Surgical Steel ends up being a mix of Swansong‘s Thin Lizzy-isms applied to the framework of songs like “This Mortal Coil” and “Doctrinal Expletives.” These songs have more to do with Mike Amott’s recent Wacken pandering than anything on Heartwork. “A Congealed Clot of Blood” resembles a “revisited”, more uptempo version of Swansong‘s “Don’t Believe a Word” and the last song, brings to mind the best years of Sanctuary with its sentimental melodic guitar intro, or evokes the Overkill ballads “The Years of Decay” and “Soulitude” with its emotional framing and pacing.

Some tracks like “Cadaver Pouch Conveyor System” attempt aggression by utilizing the same speed metal meets extreme music technique as “Carnal Forge” from Heartwork, but with the obvious “money riff” effect of the dual harmony guitar part that is the focus of these songs. The reversion to old lyrical themes (based off the song titles and album artwork) seems like misdirected fan service as these songs would probably win over more people from the Century Media crowd if the lyrics had the same simple “emotional” topics that songs such as “No Love Lost” had.

While this album may appease the simple appetites of those who merrily purchase Arch Enemy and Children of Bodom albums, many songs try to deviate from the verse-chorus stylings with an overloaded, ill-fitting bridge that detract from their simple nature. This divided nature may keep Surgical Steel from being as successful as recent Hypocrisy or Slaughter of the Soul in the arena of stadium faux-death AOR metal for drunken Wacken attendees.

Again, we say: if your heart is no longer in death metal, don’t bother. Start up a project band and transition into progressive rock, classic rock, or whatever it is that actually appeals to you. Explore your new musical pathways. It’s just as much a sell-out to try to “stay true!” when you no longer care as it is to make Justin Bieber-styled pop because you know ten million teeny boppers from the ‘burbs will buy it. Musicians, chase your dreams. We get the best of your talent that way, even if we have to transition genres to appreciate it.

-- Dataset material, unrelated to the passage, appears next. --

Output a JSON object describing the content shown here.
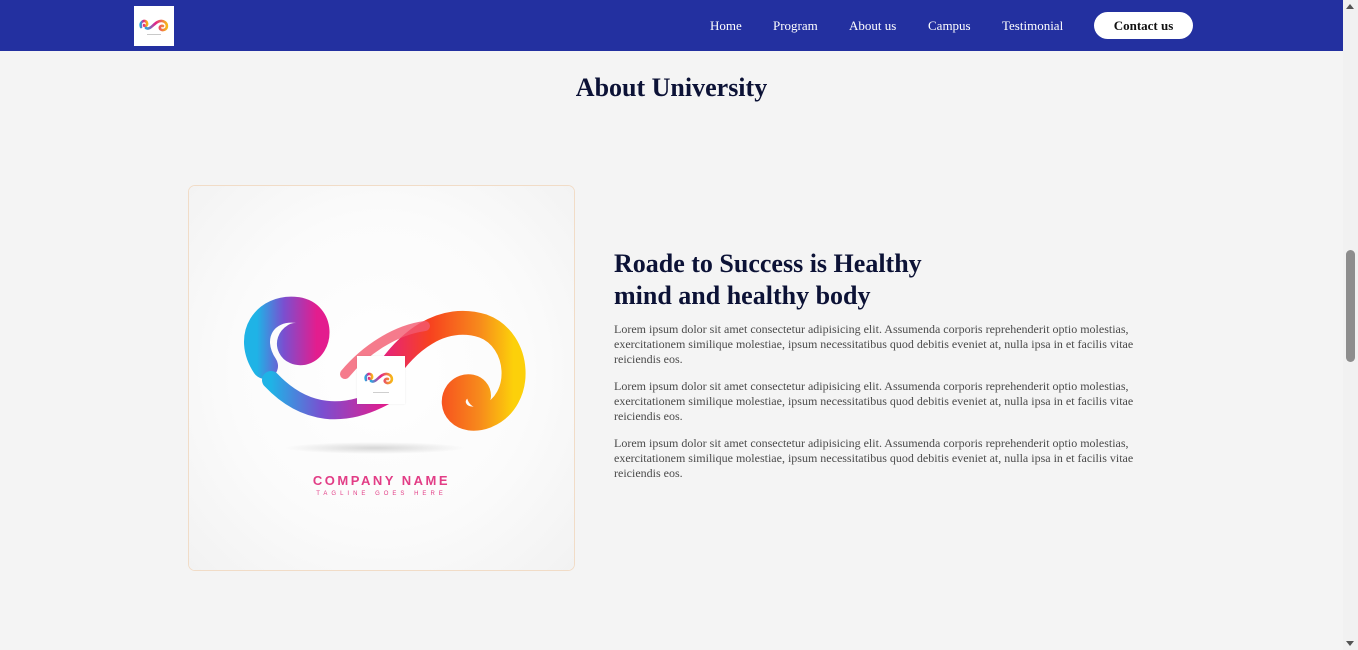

Carcass releases new song “Captive Bolt Pistol” from Surgical Steel

carcass-surgical_steel-band_photoCarcass started as a grindcore band with one crucial difference: they sang about gore, disease, decay and torture instead of political topics. It was a sort of metapolitics, a way of viewing the world that reduced humans to meat and hopefully induced compassion.

After a few years of doing this, and playing live many nights in a row, they improved at playing their instruments and began wanting the acclaim that other bands got. So their style drifted, first to death metal (Tools of the Trade), then to speed metal (Heartwork) and later to hard rock (Swansong). Then the band disbanded, and only returned this year.

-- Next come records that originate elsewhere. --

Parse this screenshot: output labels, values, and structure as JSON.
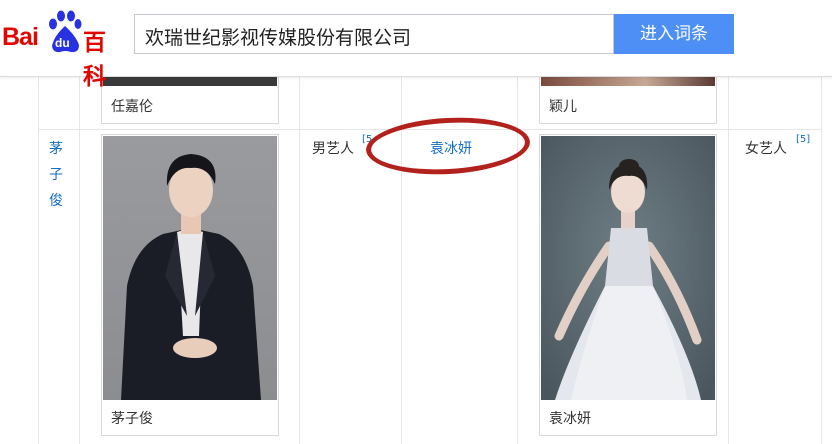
{
  "header": {
    "logo_text": "Bai",
    "logo_du": "du",
    "logo_baike": "百科",
    "search_value": "欢瑞世纪影视传媒股份有限公司",
    "enter_button": "进入词条",
    "colors": {
      "logo_red": "#e10601",
      "button_blue": "#4e8ff5",
      "link_blue": "#136ec2",
      "annotation_red": "#b3211c"
    }
  },
  "table": {
    "prev_row": {
      "left_caption": "任嘉伦",
      "right_caption": "颖儿"
    },
    "row": {
      "artist_link": "茅子俊",
      "artist_photo_caption": "茅子俊",
      "artist_type": "男艺人",
      "artist_ref": "[5",
      "partner_link": "袁冰妍",
      "partner_photo_caption": "袁冰妍",
      "partner_type": "女艺人",
      "partner_ref": "[5]"
    }
  }
}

“Captive Bolt Pistol,” which is the first song to leak from Surgical Steel, roughly resembles Tools of the Trade crossed with Swansong. It uses death metal tempos and inflections, but hard rock riffs, and lots of bluesy rock-style leads. If this is their new direction, it seems a reasonable assumption if they hope the rock audience will cross over to like a band named Carcass.

The first new Carcass album in 17 years, Surgical Steel was created by a lineup of original members Jeff Walker (lead vocals, bass), Bill Steer (guitar, vocals) and new drummer Daniel Wilding (ABORTED, HEAVEN SHALL BURN), with guest vocals from original drummer Ken Owen.

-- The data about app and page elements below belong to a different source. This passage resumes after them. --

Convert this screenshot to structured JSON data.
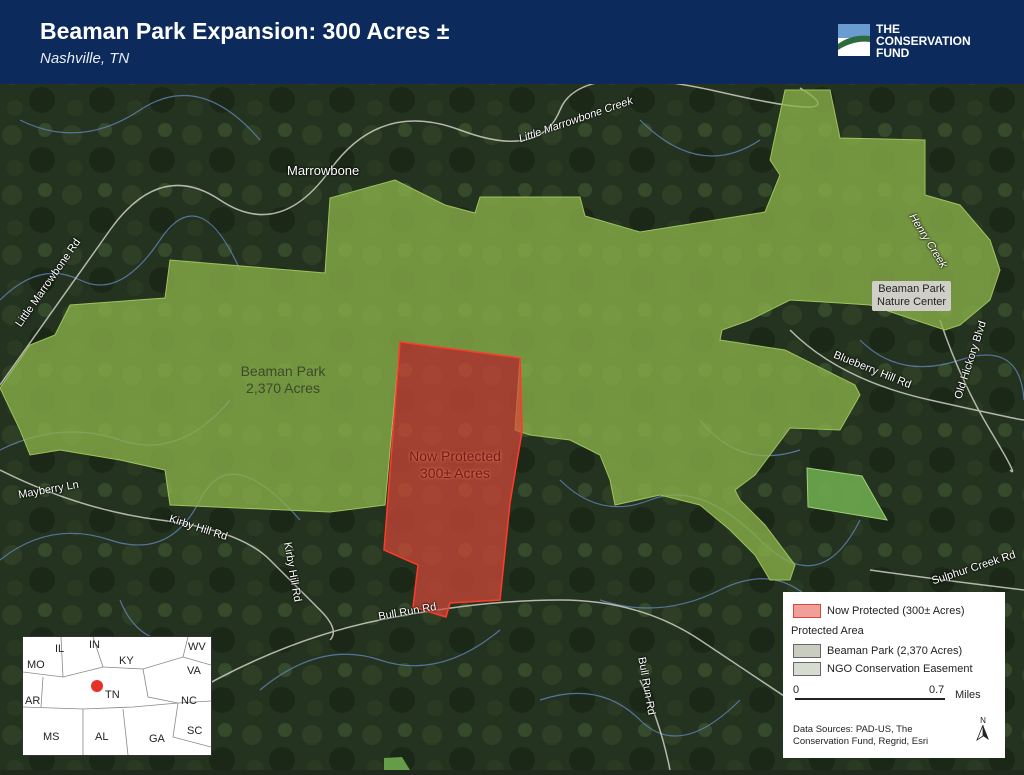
{
  "header": {
    "title": "Beaman Park Expansion: 300 Acres ±",
    "subtitle": "Nashville, TN",
    "logo_lines": [
      "THE",
      "CONSERVATION",
      "FUND"
    ]
  },
  "colors": {
    "header_bg": "#0d2a5c",
    "beaman_park_fill": "#8bb14a",
    "now_protected_fill": "#d9473a",
    "easement_fill": "#6ea84c"
  },
  "map": {
    "place_labels": {
      "marrowbone": "Marrowbone",
      "little_marrowbone_creek": "Little Marrowbone Creek",
      "little_marrowbone_rd": "Little Marrowbone Rd",
      "henry_creek": "Henry Creek",
      "blueberry_hill_rd": "Blueberry Hill Rd",
      "old_hickory_blvd": "Old Hickory Blvd",
      "mayberry_ln": "Mayberry Ln",
      "kirby_hill_rd_1": "Kirby Hill Rd",
      "kirby_hill_rd_2": "Kirby Hill Rd",
      "bull_run_rd_1": "Bull Run Rd",
      "bull_run_rd_2": "Bull Run Rd",
      "sulphur_creek_rd": "Sulphur Creek Rd"
    },
    "beaman_park_label": [
      "Beaman Park",
      "2,370 Acres"
    ],
    "now_protected_label": [
      "Now Protected",
      "300± Acres"
    ],
    "nature_center_label": [
      "Beaman Park",
      "Nature Center"
    ]
  },
  "inset": {
    "states": [
      "IL",
      "IN",
      "KY",
      "WV",
      "MO",
      "VA",
      "AR",
      "TN",
      "NC",
      "MS",
      "AL",
      "GA",
      "SC"
    ]
  },
  "legend": {
    "now_protected": "Now Protected (300± Acres)",
    "group_title": "Protected Area",
    "beaman_park": "Beaman Park (2,370 Acres)",
    "ngo_easement": "NGO Conservation Easement",
    "scale_start": "0",
    "scale_end": "0.7",
    "scale_unit": "Miles",
    "sources": "Data Sources: PAD-US, The Conservation Fund, Regrid, Esri",
    "north": "N"
  }
}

Tracklist:

  1. The Master Butcher’s Apron
  2. The Granulating Dark Satanic Mills
  3. A Congealed Clot Of Blood
  4. A Wraith In The Apparatus
  5. 316l Grade Surgical Steel
  6. Cadaver Pouch Conveyor System
  7. Captive Bolt Pistol
  8. Intensive Battery Brooding
  9. Non-Compliance To Astm F899-12 Standard
  10. Mount Of Execution
  11. 1985/Thrasher’s Abattoir
  12. Unfit For Human Consumption
  13. Zochrot
  14. Livestock Marketplace